*** SUPPLIED MATERIAL ***
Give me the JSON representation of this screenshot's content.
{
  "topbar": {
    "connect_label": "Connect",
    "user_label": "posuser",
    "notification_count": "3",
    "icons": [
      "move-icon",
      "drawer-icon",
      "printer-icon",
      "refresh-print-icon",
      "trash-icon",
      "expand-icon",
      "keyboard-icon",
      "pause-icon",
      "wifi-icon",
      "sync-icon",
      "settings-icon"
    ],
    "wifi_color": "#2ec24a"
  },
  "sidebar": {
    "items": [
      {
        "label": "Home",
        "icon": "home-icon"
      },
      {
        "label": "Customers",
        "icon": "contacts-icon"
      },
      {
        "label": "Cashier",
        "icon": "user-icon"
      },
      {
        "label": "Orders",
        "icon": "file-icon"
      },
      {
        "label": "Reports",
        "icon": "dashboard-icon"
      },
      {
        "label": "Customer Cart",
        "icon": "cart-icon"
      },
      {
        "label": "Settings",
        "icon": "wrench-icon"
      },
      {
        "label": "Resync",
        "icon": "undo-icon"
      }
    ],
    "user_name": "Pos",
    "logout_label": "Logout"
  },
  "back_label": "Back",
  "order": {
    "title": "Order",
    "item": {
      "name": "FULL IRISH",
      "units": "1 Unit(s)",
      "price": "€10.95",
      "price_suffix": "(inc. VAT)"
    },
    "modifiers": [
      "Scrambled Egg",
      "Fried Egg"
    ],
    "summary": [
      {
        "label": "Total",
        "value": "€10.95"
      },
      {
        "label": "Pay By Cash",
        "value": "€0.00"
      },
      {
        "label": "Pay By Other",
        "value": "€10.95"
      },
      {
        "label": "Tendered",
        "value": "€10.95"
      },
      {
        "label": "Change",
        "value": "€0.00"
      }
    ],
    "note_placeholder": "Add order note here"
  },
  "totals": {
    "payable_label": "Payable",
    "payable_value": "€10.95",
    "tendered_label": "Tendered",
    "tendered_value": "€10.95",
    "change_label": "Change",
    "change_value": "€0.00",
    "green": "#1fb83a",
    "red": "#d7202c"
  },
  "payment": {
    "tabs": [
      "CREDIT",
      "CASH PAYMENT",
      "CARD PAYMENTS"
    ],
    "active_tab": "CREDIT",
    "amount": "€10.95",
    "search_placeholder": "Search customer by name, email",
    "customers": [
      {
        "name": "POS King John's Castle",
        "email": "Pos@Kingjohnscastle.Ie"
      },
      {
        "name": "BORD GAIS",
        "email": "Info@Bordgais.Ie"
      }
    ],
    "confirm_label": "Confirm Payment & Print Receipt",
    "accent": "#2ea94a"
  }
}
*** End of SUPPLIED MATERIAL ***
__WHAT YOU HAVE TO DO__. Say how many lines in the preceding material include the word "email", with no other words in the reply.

__FINAL ANSWER__. 3